All of a sudden, the sky darkened as thunderclouds moved in above us. People in neon orange baseball caps rode around in golf carts warning the pilots of an approaching rainstorm that meant no take-off until it ended. However, like most desert storms in Nevada, it ended as quickly as it had begun, the sun peeked through the clouds, and it was time to get back to work.
Grauberger called me over to check out the burners for the balloon. He said one of them uses enough propane to heat 120 houses! Our balloon had two burners, but some use up to four. The purpose of these is to heat the air inside the balloon, which helps it to rise and stay in the air. Grauberger pulled the two burner triggers and a loud, unsettling noise made me jump. He laughed and told me it was my turn to test them out.
I got into the basket and nervously grabbed the triggers, not really wanting to be that close to the noise, but also not wanting to seem like a wimp. I pulled them at the same time and closed my eyes. Heat waves baked the top of my head, making me fear that my hair would catch on fire.
Next came the waiting. A wave of nervousness engulfed me as we waited for the event organizers to tell us to prepare for take-off.
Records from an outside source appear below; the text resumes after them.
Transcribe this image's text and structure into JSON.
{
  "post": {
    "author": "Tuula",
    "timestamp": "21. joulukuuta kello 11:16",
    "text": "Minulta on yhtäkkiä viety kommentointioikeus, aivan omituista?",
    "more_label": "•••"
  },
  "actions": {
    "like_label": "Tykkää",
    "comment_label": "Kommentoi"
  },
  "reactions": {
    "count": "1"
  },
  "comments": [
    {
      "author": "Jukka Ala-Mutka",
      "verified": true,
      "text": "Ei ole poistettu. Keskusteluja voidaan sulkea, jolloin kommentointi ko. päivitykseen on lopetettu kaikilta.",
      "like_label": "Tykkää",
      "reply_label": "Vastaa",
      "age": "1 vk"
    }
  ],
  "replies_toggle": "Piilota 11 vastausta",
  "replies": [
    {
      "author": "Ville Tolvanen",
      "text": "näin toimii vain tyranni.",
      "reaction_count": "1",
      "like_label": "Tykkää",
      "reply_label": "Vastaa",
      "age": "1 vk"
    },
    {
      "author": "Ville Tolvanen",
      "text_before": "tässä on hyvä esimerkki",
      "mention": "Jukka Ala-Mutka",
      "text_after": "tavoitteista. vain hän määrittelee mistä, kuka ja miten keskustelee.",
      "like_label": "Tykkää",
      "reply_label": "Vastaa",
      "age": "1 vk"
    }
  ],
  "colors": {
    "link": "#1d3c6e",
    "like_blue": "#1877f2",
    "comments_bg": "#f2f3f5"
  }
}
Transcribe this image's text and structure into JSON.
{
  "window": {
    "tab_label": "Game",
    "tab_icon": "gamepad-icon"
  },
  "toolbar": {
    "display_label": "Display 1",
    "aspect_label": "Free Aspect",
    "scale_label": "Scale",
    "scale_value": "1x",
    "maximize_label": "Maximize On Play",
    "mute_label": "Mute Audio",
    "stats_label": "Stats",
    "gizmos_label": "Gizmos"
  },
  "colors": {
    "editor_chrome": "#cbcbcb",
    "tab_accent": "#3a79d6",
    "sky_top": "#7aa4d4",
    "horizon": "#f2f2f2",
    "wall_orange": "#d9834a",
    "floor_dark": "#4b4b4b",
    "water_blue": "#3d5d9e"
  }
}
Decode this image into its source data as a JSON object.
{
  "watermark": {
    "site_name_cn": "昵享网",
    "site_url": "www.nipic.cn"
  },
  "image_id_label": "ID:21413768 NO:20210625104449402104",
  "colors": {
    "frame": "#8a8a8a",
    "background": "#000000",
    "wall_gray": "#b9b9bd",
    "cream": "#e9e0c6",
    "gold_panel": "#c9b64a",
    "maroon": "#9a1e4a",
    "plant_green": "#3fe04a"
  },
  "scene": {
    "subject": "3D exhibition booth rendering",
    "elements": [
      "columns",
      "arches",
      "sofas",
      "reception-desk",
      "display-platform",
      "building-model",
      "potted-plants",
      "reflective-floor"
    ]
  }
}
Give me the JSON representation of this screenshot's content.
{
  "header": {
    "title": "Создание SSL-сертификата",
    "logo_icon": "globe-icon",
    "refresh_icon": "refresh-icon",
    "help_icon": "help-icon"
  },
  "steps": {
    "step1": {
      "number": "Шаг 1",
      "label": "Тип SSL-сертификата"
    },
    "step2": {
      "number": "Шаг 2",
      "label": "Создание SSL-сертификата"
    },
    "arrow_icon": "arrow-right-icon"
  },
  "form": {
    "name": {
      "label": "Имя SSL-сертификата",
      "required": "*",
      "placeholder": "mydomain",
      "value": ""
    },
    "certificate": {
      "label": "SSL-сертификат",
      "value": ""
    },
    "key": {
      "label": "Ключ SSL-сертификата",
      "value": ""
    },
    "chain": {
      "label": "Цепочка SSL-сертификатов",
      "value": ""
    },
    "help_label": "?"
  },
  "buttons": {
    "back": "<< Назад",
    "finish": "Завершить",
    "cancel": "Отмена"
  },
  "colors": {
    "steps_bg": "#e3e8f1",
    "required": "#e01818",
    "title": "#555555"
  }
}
Assembling and preparing the balloon all morning had kept me from thinking about how nervous I was to go up; now there was nothing to do but wander around, and nothing to keep the edge away. Just as I was beginning to feel calm and more excited than nervous, an event organizer told Grauberger that the field was closed and that there would be no flying in the balloons today. Way to burst my bubble—or should I say balloon?
Grauberger must have seen the disappointment on my face because he offered to tether the balloon, which meant it would be tied to the ground but that we could go up in the air about 10-20 feet. While this would never be the same as 10,000 feet, I was still excited to go up.
With Pote on the ground holding onto one rope, and another tethered to Grauberger’s truck, we gradually lifted into the air. This part was bizarre to me—I suppose I figured that it would be a bumpy ride. Instead, I felt nothing under my feet and didn’t even realize that we were off the ground until I was looking down at the trees.
After coming back to the ground, I felt satisfied with the day. I didn’t get to ride in a hot air balloon the way I expected, but it was still quite the experience. I may not yet have an appreciation for the beautiful views one might see while thousands of feet up in a balloon, but I definitely have gained an appreciation for pilots—putting those monsters together and preparing them for flight is quite the job.